I had initially included myself at times, looking at it as being vaguely ethnographic, as an anthropologist, really, chronicling the town's stories.

Because I had spent 20 years in the town I knew my voice was important to the town, but following the course of the summer gave the reader a way to see the modern history of the town, by placing the town in the 21st century.

E.L. Did you do the drawings as well, or was that something the publisher contracted out for?

J.L. Those were mine! My mom's a professional artist, and we've always had a studio in the house. In high school my work was showcased in different shows, and so I've always done art.

In the past couple of years, especially as I've traveled a lot, that black and white sketching has helped me take in everything.

I thought it would be a nice element, creating drawings that were my own interpretation of the space and placing them rather sporadically so you would happen along them as you went through the book.

The photo on the cover of the book is also mine.

E.L. Are you planning a sequel, or do you have something else in the works?

J.L. I definitely want to write more books. I love writing and have been doing a lot of freelancing between and since the book has come out and would like to write another book or multiple books.

I don't know what the subject will be but I think it will be on some teaching or education.

I wrote this book during a different time in my life, and I hadn't yet discovered I love education and teaching.

I write about education on my blog, Chalk Dust, and I'd love to explore education as a writer in more depth, particularly about my experience in Thailand and Cambodia.
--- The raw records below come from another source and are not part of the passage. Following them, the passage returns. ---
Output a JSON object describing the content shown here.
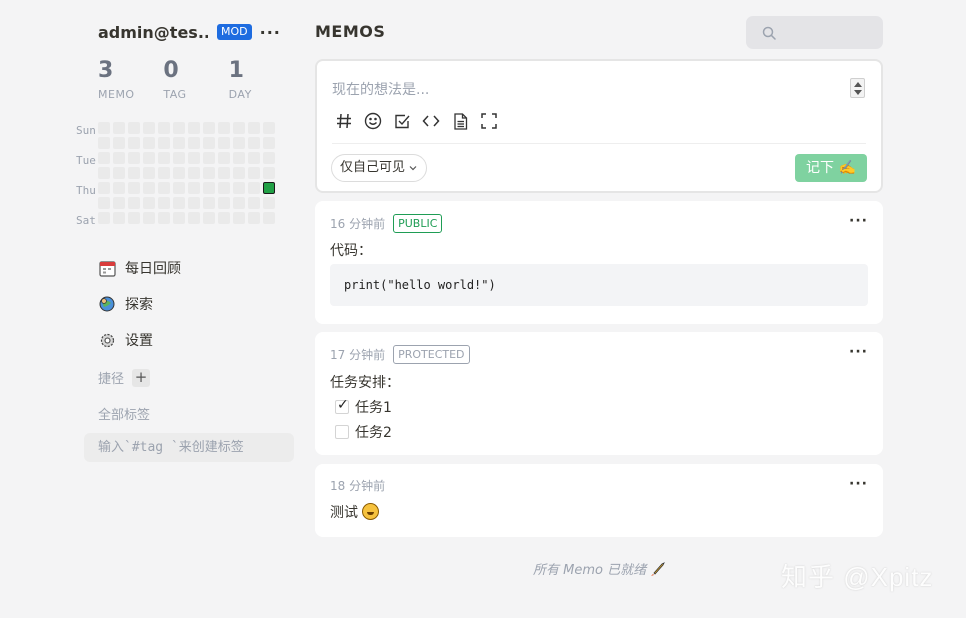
{
  "user": {
    "name": "admin@tes...",
    "role_badge": "MOD",
    "more_label": "···"
  },
  "stats": [
    {
      "value": "3",
      "label": "MEMO"
    },
    {
      "value": "0",
      "label": "TAG"
    },
    {
      "value": "1",
      "label": "DAY"
    }
  ],
  "heatmap": {
    "weekday_labels": [
      "Sun",
      "Tue",
      "Thu",
      "Sat"
    ],
    "rows": 7,
    "columns": 12,
    "active_cells": [
      {
        "row": 4,
        "column": 11
      }
    ],
    "active_color": "#22a046"
  },
  "nav": [
    {
      "label": "每日回顾",
      "icon": "calendar-icon"
    },
    {
      "label": "探索",
      "icon": "explore-icon"
    },
    {
      "label": "设置",
      "icon": "gear-icon"
    }
  ],
  "shortcuts": {
    "label": "捷径",
    "add_label": "+"
  },
  "tags": {
    "all_label": "全部标签",
    "hint": "输入`#tag `来创建标签"
  },
  "header": {
    "title": "MEMOS",
    "search_placeholder": ""
  },
  "editor": {
    "placeholder": "现在的想法是...",
    "toolbar": [
      "hashtag-icon",
      "emoji-icon",
      "checkbox-icon",
      "code-icon",
      "file-icon",
      "fullscreen-icon"
    ],
    "visibility": "仅自己可见",
    "save_label": "记下 ✍️",
    "save_color": "#7fd2a0"
  },
  "memos": [
    {
      "time": "16 分钟前",
      "visibility": "PUBLIC",
      "text": "代码：",
      "code": "print(\"hello world!\")"
    },
    {
      "time": "17 分钟前",
      "visibility": "PROTECTED",
      "text": "任务安排：",
      "tasks": [
        {
          "label": "任务1",
          "done": true
        },
        {
          "label": "任务2",
          "done": false
        }
      ]
    },
    {
      "time": "18 分钟前",
      "visibility": "",
      "text": "测试"
    }
  ],
  "memo_more_label": "···",
  "footer": {
    "note": "所有 Memo 已就绪"
  },
  "watermark": "知乎 @Xpitz"
}
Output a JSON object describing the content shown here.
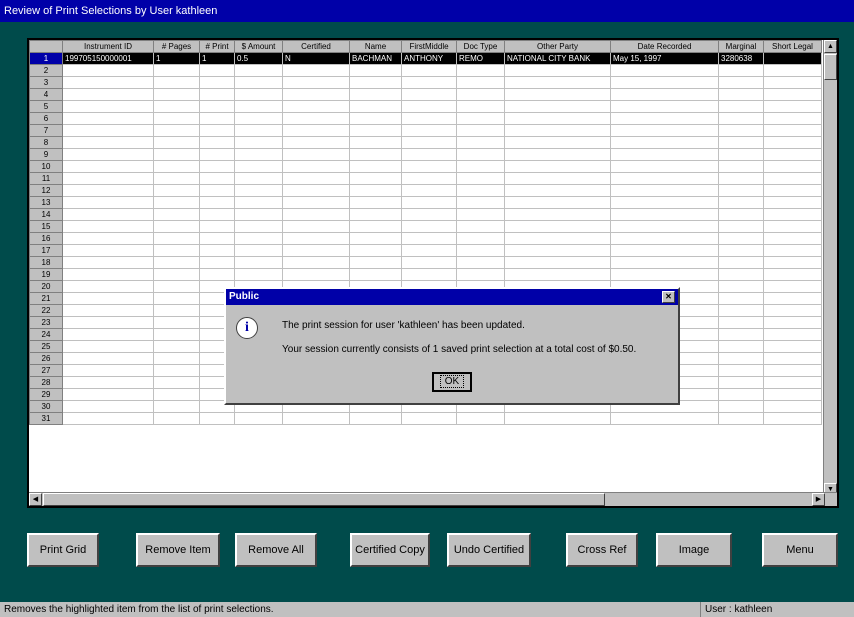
{
  "window": {
    "title": "Review of Print Selections by User kathleen"
  },
  "grid": {
    "columns": [
      "",
      "Instrument ID",
      "# Pages",
      "# Print",
      "$ Amount",
      "Certified",
      "Name",
      "FirstMiddle",
      "Doc Type",
      "Other Party",
      "Date Recorded",
      "Marginal",
      "Short Legal"
    ],
    "rows": [
      [
        "1",
        "199705150000001",
        "1",
        "1",
        "0.5",
        "N",
        "BACHMAN",
        "ANTHONY",
        "REMO",
        "NATIONAL CITY BANK",
        "May 15, 1997",
        "3280638",
        ""
      ]
    ],
    "row_numbers": [
      "2",
      "3",
      "4",
      "5",
      "6",
      "7",
      "8",
      "9",
      "10",
      "11",
      "12",
      "13",
      "14",
      "15",
      "16",
      "17",
      "18",
      "19",
      "20",
      "21",
      "22",
      "23",
      "24",
      "25",
      "26",
      "27",
      "28",
      "29",
      "30",
      "31"
    ]
  },
  "buttons": {
    "print_grid": "Print Grid",
    "remove_item": "Remove Item",
    "remove_all": "Remove All",
    "certified_copy": "Certified Copy",
    "undo_certified": "Undo Certified",
    "cross_ref": "Cross Ref",
    "image": "Image",
    "menu": "Menu"
  },
  "dialog": {
    "title": "Public",
    "close_glyph": "✕",
    "icon_glyph": "i",
    "line1": "The print session for user 'kathleen' has been updated.",
    "line2": "Your session currently consists of 1 saved print selection at a total cost of $0.50.",
    "ok": "OK"
  },
  "status": {
    "message": "Removes the highlighted item from the list of print selections.",
    "user": "User : kathleen"
  }
}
I'm excited about this next chapter I'm able to fully dive into, and to write about education in the future.

Driving Backwards is available on Amazon and Tidepool Press.